→ **Task prompt**
Repeat the listing below in full, exactly.

→ **Data listing**
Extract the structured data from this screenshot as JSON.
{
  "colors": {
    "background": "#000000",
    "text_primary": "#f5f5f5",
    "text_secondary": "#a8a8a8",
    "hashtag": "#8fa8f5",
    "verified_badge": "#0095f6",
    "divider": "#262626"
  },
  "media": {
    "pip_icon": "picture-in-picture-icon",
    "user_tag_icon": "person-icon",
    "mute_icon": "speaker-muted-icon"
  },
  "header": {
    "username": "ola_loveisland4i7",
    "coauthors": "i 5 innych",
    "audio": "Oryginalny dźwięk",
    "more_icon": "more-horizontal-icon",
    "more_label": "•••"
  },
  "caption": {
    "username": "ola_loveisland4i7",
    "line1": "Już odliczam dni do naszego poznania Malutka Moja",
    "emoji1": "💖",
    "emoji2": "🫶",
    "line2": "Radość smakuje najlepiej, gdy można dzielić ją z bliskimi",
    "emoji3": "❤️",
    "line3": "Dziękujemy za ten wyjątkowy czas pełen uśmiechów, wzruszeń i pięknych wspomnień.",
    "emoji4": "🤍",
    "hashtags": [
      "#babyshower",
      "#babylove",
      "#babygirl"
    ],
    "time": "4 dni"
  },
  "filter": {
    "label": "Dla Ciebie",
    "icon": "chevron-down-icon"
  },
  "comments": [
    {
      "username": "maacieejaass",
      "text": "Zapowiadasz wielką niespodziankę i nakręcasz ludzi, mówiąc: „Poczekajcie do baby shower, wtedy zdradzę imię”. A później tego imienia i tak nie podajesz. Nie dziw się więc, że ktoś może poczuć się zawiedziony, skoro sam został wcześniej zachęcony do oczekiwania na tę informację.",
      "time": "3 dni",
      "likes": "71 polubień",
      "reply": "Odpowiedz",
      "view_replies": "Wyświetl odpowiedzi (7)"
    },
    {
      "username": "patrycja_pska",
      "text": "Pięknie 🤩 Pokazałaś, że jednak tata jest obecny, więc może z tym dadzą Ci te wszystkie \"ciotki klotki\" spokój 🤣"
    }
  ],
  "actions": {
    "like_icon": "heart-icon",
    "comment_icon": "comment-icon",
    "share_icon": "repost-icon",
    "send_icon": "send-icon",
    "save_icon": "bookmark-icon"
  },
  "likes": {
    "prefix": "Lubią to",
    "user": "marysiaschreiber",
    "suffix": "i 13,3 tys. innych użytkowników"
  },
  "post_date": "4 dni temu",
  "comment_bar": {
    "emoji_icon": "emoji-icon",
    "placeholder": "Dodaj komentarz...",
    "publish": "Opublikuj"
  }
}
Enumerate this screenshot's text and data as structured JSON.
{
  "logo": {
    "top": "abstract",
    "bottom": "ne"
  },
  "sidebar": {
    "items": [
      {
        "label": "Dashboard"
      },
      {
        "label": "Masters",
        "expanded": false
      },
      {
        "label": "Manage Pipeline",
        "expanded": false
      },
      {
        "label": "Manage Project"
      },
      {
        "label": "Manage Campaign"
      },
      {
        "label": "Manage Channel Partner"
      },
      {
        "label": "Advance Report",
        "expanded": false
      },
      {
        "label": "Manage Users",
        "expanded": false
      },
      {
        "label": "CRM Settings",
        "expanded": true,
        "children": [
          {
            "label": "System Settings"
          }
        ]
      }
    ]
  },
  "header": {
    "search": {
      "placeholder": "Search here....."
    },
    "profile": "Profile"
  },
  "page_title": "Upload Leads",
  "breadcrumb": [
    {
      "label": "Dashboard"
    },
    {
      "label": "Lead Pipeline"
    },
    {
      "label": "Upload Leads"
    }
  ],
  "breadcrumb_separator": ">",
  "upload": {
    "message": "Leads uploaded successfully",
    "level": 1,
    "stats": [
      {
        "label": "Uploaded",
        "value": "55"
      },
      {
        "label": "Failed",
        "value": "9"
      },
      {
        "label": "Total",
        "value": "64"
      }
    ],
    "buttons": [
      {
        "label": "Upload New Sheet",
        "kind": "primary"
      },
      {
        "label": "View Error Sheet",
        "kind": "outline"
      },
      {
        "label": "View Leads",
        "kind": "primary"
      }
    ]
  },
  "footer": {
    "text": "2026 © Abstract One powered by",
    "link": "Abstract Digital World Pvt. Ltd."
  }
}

→ **Solution to the problem**
Extract the structured data from this screenshot as JSON.
{
  "colors": {
    "background": "#000000",
    "text_primary": "#f5f5f5",
    "text_secondary": "#a8a8a8",
    "hashtag": "#8fa8f5",
    "verified_badge": "#0095f6",
    "divider": "#262626"
  },
  "media": {
    "pip_icon": "picture-in-picture-icon",
    "user_tag_icon": "person-icon",
    "mute_icon": "speaker-muted-icon"
  },
  "header": {
    "username": "ola_loveisland4i7",
    "coauthors": "i 5 innych",
    "audio": "Oryginalny dźwięk",
    "more_icon": "more-horizontal-icon",
    "more_label": "•••"
  },
  "caption": {
    "username": "ola_loveisland4i7",
    "line1": "Już odliczam dni do naszego poznania Malutka Moja",
    "emoji1": "💖",
    "emoji2": "🫶",
    "line2": "Radość smakuje najlepiej, gdy można dzielić ją z bliskimi",
    "emoji3": "❤️",
    "line3": "Dziękujemy za ten wyjątkowy czas pełen uśmiechów, wzruszeń i pięknych wspomnień.",
    "emoji4": "🤍",
    "hashtags": [
      "#babyshower",
      "#babylove",
      "#babygirl"
    ],
    "time": "4 dni"
  },
  "filter": {
    "label": "Dla Ciebie",
    "icon": "chevron-down-icon"
  },
  "comments": [
    {
      "username": "maacieejaass",
      "text": "Zapowiadasz wielką niespodziankę i nakręcasz ludzi, mówiąc: „Poczekajcie do baby shower, wtedy zdradzę imię”. A później tego imienia i tak nie podajesz. Nie dziw się więc, że ktoś może poczuć się zawiedziony, skoro sam został wcześniej zachęcony do oczekiwania na tę informację.",
      "time": "3 dni",
      "likes": "71 polubień",
      "reply": "Odpowiedz",
      "view_replies": "Wyświetl odpowiedzi (7)"
    },
    {
      "username": "patrycja_pska",
      "text": "Pięknie 🤩 Pokazałaś, że jednak tata jest obecny, więc może z tym dadzą Ci te wszystkie \"ciotki klotki\" spokój 🤣"
    }
  ],
  "actions": {
    "like_icon": "heart-icon",
    "comment_icon": "comment-icon",
    "share_icon": "repost-icon",
    "send_icon": "send-icon",
    "save_icon": "bookmark-icon"
  },
  "likes": {
    "prefix": "Lubią to",
    "user": "marysiaschreiber",
    "suffix": "i 13,3 tys. innych użytkowników"
  },
  "post_date": "4 dni temu",
  "comment_bar": {
    "emoji_icon": "emoji-icon",
    "placeholder": "Dodaj komentarz...",
    "publish": "Opublikuj"
  }
}
Enumerate this screenshot's text and data as structured JSON.
{
  "logo": {
    "top": "abstract",
    "bottom": "ne"
  },
  "sidebar": {
    "items": [
      {
        "label": "Dashboard"
      },
      {
        "label": "Masters",
        "expanded": false
      },
      {
        "label": "Manage Pipeline",
        "expanded": false
      },
      {
        "label": "Manage Project"
      },
      {
        "label": "Manage Campaign"
      },
      {
        "label": "Manage Channel Partner"
      },
      {
        "label": "Advance Report",
        "expanded": false
      },
      {
        "label": "Manage Users",
        "expanded": false
      },
      {
        "label": "CRM Settings",
        "expanded": true,
        "children": [
          {
            "label": "System Settings"
          }
        ]
      }
    ]
  },
  "header": {
    "search": {
      "placeholder": "Search here....."
    },
    "profile": "Profile"
  },
  "page_title": "Upload Leads",
  "breadcrumb": [
    {
      "label": "Dashboard"
    },
    {
      "label": "Lead Pipeline"
    },
    {
      "label": "Upload Leads"
    }
  ],
  "breadcrumb_separator": ">",
  "upload": {
    "message": "Leads uploaded successfully",
    "level": 1,
    "stats": [
      {
        "label": "Uploaded",
        "value": "55"
      },
      {
        "label": "Failed",
        "value": "9"
      },
      {
        "label": "Total",
        "value": "64"
      }
    ],
    "buttons": [
      {
        "label": "Upload New Sheet",
        "kind": "primary"
      },
      {
        "label": "View Error Sheet",
        "kind": "outline"
      },
      {
        "label": "View Leads",
        "kind": "primary"
      }
    ]
  },
  "footer": {
    "text": "2026 © Abstract One powered by",
    "link": "Abstract Digital World Pvt. Ltd."
  }
}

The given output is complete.